EXERCISE OBJECTIVE
Scan the data below and copy each line where "advice" occurs.

Element data from apps and pages

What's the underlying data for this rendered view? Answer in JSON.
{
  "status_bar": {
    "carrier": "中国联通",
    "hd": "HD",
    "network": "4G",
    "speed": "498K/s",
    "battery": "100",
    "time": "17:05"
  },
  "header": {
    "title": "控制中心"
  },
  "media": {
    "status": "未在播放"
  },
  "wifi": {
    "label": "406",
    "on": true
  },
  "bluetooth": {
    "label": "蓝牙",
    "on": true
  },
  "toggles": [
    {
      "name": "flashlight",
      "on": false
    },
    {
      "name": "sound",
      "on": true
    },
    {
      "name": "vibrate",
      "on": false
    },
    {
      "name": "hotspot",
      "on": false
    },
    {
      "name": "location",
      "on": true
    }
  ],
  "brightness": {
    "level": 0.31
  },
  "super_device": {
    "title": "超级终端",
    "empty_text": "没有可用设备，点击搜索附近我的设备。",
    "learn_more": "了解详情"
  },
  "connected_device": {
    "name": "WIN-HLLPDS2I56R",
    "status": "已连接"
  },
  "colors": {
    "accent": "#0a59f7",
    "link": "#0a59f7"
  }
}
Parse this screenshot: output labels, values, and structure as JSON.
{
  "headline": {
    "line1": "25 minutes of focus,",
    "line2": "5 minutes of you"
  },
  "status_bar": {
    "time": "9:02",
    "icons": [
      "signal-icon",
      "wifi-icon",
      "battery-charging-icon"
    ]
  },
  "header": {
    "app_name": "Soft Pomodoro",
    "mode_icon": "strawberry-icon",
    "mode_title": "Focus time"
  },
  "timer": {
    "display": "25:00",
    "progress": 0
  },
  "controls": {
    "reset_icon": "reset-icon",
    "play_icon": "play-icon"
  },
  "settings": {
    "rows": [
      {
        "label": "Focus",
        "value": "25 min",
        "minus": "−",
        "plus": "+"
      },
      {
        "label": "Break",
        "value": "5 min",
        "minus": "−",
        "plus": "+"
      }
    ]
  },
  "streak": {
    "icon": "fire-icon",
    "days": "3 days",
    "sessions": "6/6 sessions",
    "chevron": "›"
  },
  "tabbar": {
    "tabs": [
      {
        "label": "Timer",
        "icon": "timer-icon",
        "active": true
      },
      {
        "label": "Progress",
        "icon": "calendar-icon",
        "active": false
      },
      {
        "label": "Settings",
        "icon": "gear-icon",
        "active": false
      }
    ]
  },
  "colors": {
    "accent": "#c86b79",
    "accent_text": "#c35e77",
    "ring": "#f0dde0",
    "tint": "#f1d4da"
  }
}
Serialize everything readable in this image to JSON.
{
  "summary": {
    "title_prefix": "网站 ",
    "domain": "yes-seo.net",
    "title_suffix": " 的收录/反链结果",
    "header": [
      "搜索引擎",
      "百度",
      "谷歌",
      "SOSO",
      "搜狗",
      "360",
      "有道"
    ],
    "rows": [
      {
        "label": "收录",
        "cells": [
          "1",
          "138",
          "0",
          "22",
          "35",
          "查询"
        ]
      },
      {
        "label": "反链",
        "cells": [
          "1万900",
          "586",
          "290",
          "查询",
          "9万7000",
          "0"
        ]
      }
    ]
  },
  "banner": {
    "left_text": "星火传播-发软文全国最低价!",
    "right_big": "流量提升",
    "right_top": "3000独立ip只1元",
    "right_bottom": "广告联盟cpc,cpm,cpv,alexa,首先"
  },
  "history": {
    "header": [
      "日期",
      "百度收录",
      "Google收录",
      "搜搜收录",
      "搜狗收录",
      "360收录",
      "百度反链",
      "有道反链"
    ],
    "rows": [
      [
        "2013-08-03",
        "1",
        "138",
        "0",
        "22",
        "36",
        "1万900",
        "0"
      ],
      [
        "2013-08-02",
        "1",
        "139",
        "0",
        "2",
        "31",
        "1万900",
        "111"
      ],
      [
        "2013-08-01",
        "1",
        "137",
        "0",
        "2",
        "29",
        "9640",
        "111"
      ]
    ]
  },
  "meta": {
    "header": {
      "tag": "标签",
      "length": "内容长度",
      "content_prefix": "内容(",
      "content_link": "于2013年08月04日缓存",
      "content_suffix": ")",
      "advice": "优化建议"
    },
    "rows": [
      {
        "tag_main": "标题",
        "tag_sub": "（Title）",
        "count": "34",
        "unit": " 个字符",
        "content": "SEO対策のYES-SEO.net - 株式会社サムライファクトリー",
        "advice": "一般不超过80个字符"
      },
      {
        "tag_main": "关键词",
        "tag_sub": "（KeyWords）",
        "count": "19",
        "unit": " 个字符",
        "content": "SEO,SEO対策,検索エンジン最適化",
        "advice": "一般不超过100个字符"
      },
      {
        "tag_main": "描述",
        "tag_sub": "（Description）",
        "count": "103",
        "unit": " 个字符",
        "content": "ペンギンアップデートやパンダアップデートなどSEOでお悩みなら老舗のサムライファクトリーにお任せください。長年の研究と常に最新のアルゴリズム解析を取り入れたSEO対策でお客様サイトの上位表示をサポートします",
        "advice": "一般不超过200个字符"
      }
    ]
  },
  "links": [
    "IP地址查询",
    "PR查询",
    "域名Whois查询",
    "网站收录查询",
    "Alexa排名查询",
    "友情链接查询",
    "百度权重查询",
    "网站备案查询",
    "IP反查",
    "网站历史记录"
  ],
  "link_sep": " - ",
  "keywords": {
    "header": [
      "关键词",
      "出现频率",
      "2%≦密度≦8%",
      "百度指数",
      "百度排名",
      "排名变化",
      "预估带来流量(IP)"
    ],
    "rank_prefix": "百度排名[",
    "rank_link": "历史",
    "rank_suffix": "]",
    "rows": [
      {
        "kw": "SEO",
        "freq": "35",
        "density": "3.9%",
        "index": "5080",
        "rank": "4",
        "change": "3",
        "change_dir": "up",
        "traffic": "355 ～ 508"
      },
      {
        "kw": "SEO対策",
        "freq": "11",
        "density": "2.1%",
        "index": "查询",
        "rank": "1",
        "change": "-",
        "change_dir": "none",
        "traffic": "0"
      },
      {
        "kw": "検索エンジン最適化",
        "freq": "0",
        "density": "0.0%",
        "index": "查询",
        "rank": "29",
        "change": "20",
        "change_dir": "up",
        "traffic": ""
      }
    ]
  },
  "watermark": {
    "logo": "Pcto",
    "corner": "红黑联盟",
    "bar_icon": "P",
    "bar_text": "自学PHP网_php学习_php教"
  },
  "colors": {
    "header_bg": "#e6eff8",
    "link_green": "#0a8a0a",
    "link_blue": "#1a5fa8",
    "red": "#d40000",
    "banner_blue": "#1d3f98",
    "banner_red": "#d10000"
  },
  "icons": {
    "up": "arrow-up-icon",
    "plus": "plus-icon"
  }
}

RESPONSE TO THE EXERCISE
      "advice": "优化建议"
        "advice": "一般不超过80个字符"
        "advice": "一般不超过100个字符"
        "advice": "一般不超过200个字符"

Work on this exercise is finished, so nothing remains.